- **ASSIGNED TASK**
Please find all lines in the data that hold the string "text" and copy them.

───── PROVIDED DATA

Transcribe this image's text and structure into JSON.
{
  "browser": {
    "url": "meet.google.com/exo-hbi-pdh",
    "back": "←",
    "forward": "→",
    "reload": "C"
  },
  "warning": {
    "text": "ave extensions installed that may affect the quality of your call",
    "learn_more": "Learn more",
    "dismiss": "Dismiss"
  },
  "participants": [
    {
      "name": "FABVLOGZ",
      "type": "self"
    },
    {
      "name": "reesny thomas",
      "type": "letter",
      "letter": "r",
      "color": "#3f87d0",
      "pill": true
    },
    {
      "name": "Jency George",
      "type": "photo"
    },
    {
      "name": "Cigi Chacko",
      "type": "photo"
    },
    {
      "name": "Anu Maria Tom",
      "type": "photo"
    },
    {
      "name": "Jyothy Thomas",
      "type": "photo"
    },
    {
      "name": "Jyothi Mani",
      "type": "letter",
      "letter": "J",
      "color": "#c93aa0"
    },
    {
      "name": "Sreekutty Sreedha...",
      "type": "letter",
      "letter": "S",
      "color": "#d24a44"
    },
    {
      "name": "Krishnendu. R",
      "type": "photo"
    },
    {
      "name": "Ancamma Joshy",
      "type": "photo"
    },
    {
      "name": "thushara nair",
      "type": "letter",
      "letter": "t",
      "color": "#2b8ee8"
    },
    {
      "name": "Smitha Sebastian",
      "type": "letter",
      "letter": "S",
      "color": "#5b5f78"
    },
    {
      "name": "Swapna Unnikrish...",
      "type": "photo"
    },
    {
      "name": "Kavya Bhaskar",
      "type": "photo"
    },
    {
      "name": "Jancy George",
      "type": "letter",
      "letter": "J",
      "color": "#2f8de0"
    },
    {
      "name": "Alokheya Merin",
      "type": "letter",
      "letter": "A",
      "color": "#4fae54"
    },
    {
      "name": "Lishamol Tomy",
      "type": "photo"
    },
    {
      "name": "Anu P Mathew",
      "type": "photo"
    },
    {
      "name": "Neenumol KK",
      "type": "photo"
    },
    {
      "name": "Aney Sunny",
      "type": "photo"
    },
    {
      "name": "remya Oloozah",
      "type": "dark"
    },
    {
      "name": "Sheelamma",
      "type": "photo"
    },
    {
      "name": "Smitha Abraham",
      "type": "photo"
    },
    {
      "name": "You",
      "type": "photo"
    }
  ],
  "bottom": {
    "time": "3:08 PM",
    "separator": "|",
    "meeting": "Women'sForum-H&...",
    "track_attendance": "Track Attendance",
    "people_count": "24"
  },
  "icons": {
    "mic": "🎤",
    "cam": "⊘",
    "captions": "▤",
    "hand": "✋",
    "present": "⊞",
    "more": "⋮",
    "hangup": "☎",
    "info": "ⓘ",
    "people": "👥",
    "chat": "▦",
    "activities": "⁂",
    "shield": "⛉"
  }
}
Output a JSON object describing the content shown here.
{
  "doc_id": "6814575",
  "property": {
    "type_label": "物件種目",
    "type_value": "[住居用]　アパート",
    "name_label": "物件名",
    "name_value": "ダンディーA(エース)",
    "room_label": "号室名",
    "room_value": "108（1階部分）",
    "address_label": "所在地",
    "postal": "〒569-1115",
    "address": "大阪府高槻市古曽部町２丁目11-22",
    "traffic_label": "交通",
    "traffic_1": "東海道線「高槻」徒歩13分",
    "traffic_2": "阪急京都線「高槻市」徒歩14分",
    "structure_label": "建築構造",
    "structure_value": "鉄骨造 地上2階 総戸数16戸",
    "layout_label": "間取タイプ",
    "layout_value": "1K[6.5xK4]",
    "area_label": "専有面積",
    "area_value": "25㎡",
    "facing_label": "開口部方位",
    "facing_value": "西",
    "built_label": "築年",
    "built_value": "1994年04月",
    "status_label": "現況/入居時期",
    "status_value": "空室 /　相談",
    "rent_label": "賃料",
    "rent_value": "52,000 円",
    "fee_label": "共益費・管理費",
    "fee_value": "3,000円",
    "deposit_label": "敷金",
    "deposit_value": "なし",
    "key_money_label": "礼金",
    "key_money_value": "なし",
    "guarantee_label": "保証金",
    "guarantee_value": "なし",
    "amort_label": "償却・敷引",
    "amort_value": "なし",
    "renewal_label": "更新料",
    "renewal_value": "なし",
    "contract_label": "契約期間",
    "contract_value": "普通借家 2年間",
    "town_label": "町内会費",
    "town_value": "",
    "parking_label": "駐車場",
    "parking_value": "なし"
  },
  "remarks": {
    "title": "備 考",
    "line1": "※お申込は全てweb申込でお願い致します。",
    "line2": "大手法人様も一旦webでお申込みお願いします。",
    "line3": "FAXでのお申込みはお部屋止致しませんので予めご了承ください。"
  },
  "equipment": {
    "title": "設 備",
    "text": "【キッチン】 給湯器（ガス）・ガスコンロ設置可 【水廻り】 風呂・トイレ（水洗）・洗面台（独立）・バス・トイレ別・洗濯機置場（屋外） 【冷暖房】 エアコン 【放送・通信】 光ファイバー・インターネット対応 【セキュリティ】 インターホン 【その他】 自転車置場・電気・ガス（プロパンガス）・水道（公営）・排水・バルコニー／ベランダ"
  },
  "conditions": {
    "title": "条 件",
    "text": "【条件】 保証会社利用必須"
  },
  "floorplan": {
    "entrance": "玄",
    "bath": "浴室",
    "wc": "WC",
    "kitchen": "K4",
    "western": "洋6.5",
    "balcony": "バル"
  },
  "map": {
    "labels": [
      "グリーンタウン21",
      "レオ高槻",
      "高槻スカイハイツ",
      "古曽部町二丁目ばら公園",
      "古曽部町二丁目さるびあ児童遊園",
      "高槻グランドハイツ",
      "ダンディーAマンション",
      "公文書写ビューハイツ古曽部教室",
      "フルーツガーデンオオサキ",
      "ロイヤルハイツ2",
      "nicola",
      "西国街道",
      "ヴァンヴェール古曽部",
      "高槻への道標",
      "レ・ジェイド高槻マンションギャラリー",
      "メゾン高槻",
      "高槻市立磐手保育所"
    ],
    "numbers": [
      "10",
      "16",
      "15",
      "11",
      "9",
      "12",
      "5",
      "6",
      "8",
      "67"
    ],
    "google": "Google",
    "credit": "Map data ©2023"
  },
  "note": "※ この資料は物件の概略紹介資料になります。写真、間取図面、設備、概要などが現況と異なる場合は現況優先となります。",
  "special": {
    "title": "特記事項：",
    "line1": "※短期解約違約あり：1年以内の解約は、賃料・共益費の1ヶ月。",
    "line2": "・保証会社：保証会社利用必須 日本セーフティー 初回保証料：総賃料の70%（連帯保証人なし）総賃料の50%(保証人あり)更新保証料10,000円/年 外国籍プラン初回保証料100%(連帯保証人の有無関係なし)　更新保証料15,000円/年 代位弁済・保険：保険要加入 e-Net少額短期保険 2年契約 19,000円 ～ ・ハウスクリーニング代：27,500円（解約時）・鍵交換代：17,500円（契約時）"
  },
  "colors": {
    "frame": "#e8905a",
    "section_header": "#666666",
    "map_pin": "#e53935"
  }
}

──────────

- **SOLUTION FOR THIS PROBLEM**
Transcribe this image's text and structure into JSON.
    "text": "ave extensions installed that may affect the quality of your call",
    "text": "【キッチン】 給湯器（ガス）・ガスコンロ設置可 【水廻り】 風呂・トイレ（水洗）・洗面台（独立）・バス・トイレ別・洗濯機置場（屋外） 【冷暖房】 エアコン 【放送・通信】 光ファイバー・インターネット対応 【セキュリティ】 インターホン 【その他】 自転車置場・電気・ガス（プロパンガス）・水道（公営）・排水・バルコニー／ベランダ"
    "text": "【条件】 保証会社利用必須"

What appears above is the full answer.